BEGIN
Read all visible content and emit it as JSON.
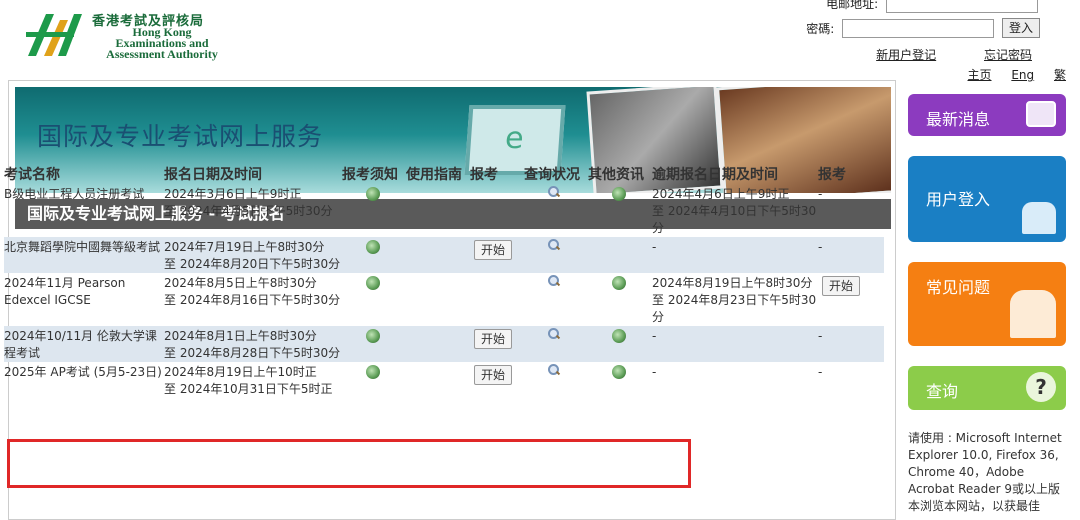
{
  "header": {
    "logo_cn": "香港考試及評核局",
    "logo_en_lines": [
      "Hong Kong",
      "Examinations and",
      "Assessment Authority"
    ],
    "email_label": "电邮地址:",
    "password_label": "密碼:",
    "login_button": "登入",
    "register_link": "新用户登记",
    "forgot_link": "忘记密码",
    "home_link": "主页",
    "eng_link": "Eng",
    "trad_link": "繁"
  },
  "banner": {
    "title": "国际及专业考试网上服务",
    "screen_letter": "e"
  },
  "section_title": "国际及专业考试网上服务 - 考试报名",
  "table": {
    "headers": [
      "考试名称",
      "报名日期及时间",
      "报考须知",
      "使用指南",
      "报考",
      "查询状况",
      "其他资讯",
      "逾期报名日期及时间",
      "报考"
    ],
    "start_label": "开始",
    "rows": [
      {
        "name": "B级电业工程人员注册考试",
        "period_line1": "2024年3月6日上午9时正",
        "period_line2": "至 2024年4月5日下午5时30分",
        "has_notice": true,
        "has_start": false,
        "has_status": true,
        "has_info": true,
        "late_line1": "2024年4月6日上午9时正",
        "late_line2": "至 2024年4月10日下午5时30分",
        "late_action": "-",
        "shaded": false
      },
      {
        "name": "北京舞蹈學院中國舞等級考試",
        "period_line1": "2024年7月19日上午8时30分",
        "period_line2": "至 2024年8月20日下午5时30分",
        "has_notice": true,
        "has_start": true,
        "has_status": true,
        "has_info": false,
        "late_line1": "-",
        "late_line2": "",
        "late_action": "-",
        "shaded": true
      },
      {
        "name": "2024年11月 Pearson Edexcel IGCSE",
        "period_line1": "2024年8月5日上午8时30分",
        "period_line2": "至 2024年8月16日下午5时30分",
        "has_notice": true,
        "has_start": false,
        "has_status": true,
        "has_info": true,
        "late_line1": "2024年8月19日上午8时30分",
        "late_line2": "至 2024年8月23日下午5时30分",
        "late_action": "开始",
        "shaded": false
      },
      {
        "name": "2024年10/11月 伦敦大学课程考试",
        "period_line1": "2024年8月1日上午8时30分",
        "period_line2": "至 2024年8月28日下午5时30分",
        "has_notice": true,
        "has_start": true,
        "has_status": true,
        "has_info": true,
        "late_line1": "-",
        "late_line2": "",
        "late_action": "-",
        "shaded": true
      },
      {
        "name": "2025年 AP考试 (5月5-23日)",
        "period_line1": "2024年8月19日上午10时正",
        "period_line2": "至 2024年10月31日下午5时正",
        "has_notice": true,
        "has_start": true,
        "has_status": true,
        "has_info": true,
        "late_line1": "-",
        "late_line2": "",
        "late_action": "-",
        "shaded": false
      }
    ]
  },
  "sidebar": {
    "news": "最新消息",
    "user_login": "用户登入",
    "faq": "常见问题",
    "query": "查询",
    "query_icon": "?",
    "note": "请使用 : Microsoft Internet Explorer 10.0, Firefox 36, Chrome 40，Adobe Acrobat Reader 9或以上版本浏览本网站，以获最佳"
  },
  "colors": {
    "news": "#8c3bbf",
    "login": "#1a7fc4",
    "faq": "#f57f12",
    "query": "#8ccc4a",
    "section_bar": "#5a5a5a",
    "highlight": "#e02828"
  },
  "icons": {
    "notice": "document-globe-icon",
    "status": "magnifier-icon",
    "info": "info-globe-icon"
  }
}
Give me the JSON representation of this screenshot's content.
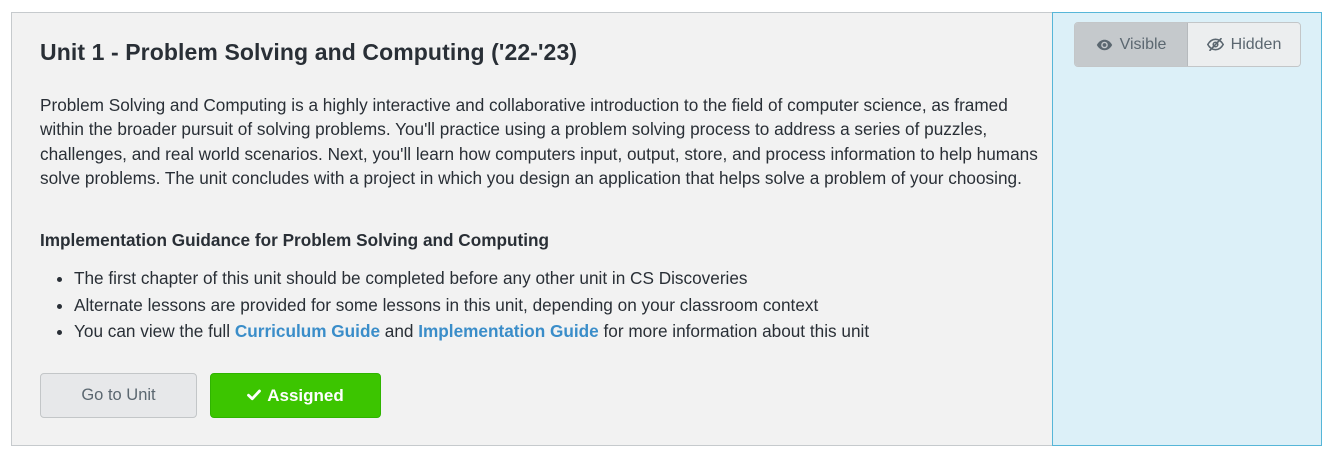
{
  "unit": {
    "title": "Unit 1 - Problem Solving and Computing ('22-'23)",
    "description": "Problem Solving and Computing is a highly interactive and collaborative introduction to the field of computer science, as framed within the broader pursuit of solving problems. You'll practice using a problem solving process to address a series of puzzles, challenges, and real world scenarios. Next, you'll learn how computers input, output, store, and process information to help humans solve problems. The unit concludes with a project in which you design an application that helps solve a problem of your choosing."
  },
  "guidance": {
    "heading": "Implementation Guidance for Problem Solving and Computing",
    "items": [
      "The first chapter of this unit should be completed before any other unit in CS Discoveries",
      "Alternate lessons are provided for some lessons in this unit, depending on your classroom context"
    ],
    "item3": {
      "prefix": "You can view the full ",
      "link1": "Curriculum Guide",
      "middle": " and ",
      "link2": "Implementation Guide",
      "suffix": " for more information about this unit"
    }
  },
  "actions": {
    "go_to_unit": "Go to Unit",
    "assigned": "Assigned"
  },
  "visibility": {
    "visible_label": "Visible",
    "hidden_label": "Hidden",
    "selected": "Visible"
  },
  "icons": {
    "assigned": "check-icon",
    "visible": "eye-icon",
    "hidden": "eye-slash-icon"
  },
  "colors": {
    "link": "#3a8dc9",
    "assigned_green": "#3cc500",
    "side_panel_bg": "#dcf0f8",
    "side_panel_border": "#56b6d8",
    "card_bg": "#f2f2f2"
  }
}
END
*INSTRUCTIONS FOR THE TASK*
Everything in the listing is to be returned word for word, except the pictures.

*YOUR SOLUTION*
Read all visible content and emit it as JSON.
{
  "header": {
    "logo_cn": "香港考試及評核局",
    "logo_en_lines": [
      "Hong Kong",
      "Examinations and",
      "Assessment Authority"
    ],
    "email_label": "电邮地址:",
    "password_label": "密碼:",
    "login_button": "登入",
    "register_link": "新用户登记",
    "forgot_link": "忘记密码",
    "home_link": "主页",
    "eng_link": "Eng",
    "trad_link": "繁"
  },
  "banner": {
    "title": "国际及专业考试网上服务",
    "screen_letter": "e"
  },
  "section_title": "国际及专业考试网上服务 - 考试报名",
  "table": {
    "headers": [
      "考试名称",
      "报名日期及时间",
      "报考须知",
      "使用指南",
      "报考",
      "查询状况",
      "其他资讯",
      "逾期报名日期及时间",
      "报考"
    ],
    "start_label": "开始",
    "rows": [
      {
        "name": "B级电业工程人员注册考试",
        "period_line1": "2024年3月6日上午9时正",
        "period_line2": "至 2024年4月5日下午5时30分",
        "has_notice": true,
        "has_start": false,
        "has_status": true,
        "has_info": true,
        "late_line1": "2024年4月6日上午9时正",
        "late_line2": "至 2024年4月10日下午5时30分",
        "late_action": "-",
        "shaded": false
      },
      {
        "name": "北京舞蹈學院中國舞等級考試",
        "period_line1": "2024年7月19日上午8时30分",
        "period_line2": "至 2024年8月20日下午5时30分",
        "has_notice": true,
        "has_start": true,
        "has_status": true,
        "has_info": false,
        "late_line1": "-",
        "late_line2": "",
        "late_action": "-",
        "shaded": true
      },
      {
        "name": "2024年11月 Pearson Edexcel IGCSE",
        "period_line1": "2024年8月5日上午8时30分",
        "period_line2": "至 2024年8月16日下午5时30分",
        "has_notice": true,
        "has_start": false,
        "has_status": true,
        "has_info": true,
        "late_line1": "2024年8月19日上午8时30分",
        "late_line2": "至 2024年8月23日下午5时30分",
        "late_action": "开始",
        "shaded": false
      },
      {
        "name": "2024年10/11月 伦敦大学课程考试",
        "period_line1": "2024年8月1日上午8时30分",
        "period_line2": "至 2024年8月28日下午5时30分",
        "has_notice": true,
        "has_start": true,
        "has_status": true,
        "has_info": true,
        "late_line1": "-",
        "late_line2": "",
        "late_action": "-",
        "shaded": true
      },
      {
        "name": "2025年 AP考试 (5月5-23日)",
        "period_line1": "2024年8月19日上午10时正",
        "period_line2": "至 2024年10月31日下午5时正",
        "has_notice": true,
        "has_start": true,
        "has_status": true,
        "has_info": true,
        "late_line1": "-",
        "late_line2": "",
        "late_action": "-",
        "shaded": false
      }
    ]
  },
  "sidebar": {
    "news": "最新消息",
    "user_login": "用户登入",
    "faq": "常见问题",
    "query": "查询",
    "query_icon": "?",
    "note": "请使用 : Microsoft Internet Explorer 10.0, Firefox 36, Chrome 40，Adobe Acrobat Reader 9或以上版本浏览本网站，以获最佳"
  },
  "colors": {
    "news": "#8c3bbf",
    "login": "#1a7fc4",
    "faq": "#f57f12",
    "query": "#8ccc4a",
    "section_bar": "#5a5a5a",
    "highlight": "#e02828"
  },
  "icons": {
    "notice": "document-globe-icon",
    "status": "magnifier-icon",
    "info": "info-globe-icon"
  }
}
Give me the JSON representation of this screenshot's content.
{
  "unit": {
    "title": "Unit 1 - Problem Solving and Computing ('22-'23)",
    "description": "Problem Solving and Computing is a highly interactive and collaborative introduction to the field of computer science, as framed within the broader pursuit of solving problems. You'll practice using a problem solving process to address a series of puzzles, challenges, and real world scenarios. Next, you'll learn how computers input, output, store, and process information to help humans solve problems. The unit concludes with a project in which you design an application that helps solve a problem of your choosing."
  },
  "guidance": {
    "heading": "Implementation Guidance for Problem Solving and Computing",
    "items": [
      "The first chapter of this unit should be completed before any other unit in CS Discoveries",
      "Alternate lessons are provided for some lessons in this unit, depending on your classroom context"
    ],
    "item3": {
      "prefix": "You can view the full ",
      "link1": "Curriculum Guide",
      "middle": " and ",
      "link2": "Implementation Guide",
      "suffix": " for more information about this unit"
    }
  },
  "actions": {
    "go_to_unit": "Go to Unit",
    "assigned": "Assigned"
  },
  "visibility": {
    "visible_label": "Visible",
    "hidden_label": "Hidden",
    "selected": "Visible"
  },
  "icons": {
    "assigned": "check-icon",
    "visible": "eye-icon",
    "hidden": "eye-slash-icon"
  },
  "colors": {
    "link": "#3a8dc9",
    "assigned_green": "#3cc500",
    "side_panel_bg": "#dcf0f8",
    "side_panel_border": "#56b6d8",
    "card_bg": "#f2f2f2"
  }
}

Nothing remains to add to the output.